The students from Katmandu University consistently showed themselves to be incredibly able and fast learners, who, within a short amount of time were already suggesting new and interesting ways with which drones could be utilized, such the inspection of power lines, measuring landslides, or the gradual observation over time of Nepalese glaciers. Their dedication, pro-active attitude and clear commitment to the project and the bigger picture never wavered, even during the long and stressful shooting process.
On the third and final day, the team had processed the imagery gained from the field mapping, working in the computer labs at Katmandu University, with the whole group excited to see the sheer confidence with which the University students had begun to show using the Phantoms provided. In the past, Katmandu had had to build its own drone to measure glacial activity near Everest, now with the convenience of the DJI Phantom, this difficult process of creating their own drone could be negated.
Nepal had been a proving ground not only for drones and their application in tragedies, but an unforgettable experience to show what drones can do for the possibilities and hopes of the next generation of thinkers and makers, those to whom this technology will fall when the next boundaries will need to be pushed and the challenges of tomorrow will be brought forward to today.
Our special thanks goes out to all those who helped us make this project a reality: Katmandu University, the 29 students who took part, UAViators, Pix4D, Smartisan and the Nepalese government for their continued support and assistance.
To see more of UAViators contributions to the Nepal project, check out: http://iRevolutions.org/2015/09/28/aerial-robotics-in-the-land-of-buddha
Kike Calvo’s new book “So You Want To Create Maps Using Drones?” which deals with the subject of aerial mapping in-detail, is now available on Amazon.

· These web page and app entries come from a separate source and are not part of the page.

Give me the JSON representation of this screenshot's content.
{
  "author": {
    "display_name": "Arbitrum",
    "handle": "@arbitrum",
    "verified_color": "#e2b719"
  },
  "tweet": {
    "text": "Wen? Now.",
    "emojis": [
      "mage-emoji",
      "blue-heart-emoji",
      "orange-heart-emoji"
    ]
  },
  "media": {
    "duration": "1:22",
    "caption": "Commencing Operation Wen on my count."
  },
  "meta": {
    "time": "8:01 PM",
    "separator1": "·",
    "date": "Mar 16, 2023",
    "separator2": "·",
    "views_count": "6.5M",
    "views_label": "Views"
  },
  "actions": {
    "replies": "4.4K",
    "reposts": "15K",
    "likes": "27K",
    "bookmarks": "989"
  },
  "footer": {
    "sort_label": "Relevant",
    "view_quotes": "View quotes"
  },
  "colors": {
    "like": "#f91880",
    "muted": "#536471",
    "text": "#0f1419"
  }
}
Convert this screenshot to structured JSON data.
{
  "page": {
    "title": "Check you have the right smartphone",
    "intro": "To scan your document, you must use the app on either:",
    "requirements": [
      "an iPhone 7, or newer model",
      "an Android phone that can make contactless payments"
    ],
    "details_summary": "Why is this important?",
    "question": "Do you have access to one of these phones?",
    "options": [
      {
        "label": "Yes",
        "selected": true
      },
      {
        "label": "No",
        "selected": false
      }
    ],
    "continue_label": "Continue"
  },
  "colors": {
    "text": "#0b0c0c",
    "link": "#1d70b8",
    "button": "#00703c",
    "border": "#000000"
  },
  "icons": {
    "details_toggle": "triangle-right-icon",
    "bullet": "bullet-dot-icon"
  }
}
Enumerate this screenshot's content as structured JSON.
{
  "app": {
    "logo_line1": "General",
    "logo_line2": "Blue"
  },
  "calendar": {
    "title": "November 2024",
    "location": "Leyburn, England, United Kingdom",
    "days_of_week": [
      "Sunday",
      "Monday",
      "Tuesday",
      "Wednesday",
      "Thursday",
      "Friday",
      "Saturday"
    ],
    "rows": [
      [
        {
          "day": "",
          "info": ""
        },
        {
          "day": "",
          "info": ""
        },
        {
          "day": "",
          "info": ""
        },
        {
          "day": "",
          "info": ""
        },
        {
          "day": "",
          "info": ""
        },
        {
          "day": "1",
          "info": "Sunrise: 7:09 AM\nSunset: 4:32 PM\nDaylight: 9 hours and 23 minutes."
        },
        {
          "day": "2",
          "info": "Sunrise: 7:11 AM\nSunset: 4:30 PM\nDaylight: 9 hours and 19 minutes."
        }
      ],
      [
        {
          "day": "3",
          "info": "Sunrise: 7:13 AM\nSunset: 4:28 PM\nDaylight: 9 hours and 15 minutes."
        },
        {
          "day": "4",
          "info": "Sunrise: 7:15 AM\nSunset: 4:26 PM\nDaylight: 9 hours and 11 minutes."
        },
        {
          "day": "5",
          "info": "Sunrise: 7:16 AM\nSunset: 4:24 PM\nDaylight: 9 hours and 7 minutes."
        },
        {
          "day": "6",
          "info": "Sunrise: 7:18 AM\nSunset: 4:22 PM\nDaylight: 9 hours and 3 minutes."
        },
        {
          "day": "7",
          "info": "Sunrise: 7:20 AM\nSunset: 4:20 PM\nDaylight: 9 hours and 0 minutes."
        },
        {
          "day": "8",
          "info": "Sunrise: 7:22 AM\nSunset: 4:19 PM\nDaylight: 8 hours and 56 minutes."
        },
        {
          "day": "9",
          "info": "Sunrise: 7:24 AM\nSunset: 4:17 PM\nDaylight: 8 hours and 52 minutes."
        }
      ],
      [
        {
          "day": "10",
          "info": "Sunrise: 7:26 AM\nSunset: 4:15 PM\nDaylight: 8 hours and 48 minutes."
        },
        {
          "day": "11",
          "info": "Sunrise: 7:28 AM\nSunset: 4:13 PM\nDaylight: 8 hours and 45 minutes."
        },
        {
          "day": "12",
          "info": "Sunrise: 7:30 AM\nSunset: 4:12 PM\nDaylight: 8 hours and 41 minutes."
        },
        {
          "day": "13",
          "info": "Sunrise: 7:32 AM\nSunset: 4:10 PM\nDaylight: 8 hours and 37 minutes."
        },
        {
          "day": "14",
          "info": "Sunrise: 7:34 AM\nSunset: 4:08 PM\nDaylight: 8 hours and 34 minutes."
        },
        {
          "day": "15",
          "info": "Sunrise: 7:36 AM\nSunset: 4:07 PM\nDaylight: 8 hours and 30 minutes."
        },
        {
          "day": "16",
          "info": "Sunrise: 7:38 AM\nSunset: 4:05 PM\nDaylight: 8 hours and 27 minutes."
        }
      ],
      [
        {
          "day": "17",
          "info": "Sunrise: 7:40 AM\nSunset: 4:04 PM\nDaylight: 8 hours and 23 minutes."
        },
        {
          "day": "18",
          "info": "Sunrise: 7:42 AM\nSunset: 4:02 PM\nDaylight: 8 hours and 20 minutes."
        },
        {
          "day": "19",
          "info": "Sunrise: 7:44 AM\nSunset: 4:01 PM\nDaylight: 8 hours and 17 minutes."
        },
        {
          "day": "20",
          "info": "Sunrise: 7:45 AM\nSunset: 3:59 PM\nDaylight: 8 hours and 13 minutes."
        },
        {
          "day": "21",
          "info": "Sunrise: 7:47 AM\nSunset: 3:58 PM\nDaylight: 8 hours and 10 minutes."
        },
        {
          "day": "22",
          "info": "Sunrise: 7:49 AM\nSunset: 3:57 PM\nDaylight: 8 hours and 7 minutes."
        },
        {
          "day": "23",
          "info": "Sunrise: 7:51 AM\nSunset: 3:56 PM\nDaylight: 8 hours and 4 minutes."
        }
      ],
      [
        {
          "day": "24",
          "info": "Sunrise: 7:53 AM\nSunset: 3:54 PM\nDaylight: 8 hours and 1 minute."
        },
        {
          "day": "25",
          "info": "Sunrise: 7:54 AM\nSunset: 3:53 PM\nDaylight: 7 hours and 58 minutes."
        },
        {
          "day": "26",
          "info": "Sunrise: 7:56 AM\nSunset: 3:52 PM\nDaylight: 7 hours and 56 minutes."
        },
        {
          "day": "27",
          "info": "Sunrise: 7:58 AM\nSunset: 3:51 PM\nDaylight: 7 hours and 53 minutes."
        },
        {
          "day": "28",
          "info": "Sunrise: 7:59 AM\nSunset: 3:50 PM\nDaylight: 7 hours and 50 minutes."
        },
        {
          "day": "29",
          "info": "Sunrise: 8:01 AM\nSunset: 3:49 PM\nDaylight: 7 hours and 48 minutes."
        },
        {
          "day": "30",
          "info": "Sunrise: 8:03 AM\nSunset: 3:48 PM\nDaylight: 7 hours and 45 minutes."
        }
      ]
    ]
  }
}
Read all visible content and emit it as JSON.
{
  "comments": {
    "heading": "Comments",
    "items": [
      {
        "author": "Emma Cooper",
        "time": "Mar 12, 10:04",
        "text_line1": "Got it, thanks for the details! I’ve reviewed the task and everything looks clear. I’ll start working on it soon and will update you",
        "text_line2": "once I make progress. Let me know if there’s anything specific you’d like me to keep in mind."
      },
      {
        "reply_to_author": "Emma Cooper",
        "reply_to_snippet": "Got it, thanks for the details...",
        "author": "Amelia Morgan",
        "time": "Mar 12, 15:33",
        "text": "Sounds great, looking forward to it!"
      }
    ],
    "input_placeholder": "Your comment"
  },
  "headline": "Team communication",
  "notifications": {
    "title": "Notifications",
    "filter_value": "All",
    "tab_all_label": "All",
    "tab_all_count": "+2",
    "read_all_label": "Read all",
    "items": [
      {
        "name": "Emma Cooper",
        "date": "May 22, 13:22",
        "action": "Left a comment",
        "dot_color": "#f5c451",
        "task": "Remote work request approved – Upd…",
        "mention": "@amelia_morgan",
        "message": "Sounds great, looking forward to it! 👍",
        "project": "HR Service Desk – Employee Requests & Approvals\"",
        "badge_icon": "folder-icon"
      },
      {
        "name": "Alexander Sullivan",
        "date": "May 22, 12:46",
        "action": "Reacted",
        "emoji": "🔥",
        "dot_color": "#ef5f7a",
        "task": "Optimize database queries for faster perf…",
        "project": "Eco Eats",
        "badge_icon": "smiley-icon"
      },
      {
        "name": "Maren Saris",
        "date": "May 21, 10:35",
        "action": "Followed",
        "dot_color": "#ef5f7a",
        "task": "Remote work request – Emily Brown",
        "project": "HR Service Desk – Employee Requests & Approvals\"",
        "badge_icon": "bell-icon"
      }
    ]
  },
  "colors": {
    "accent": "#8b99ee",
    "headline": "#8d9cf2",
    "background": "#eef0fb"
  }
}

Pix4D’s work in the mapping industry is well-documented at their website: https://pix4d.com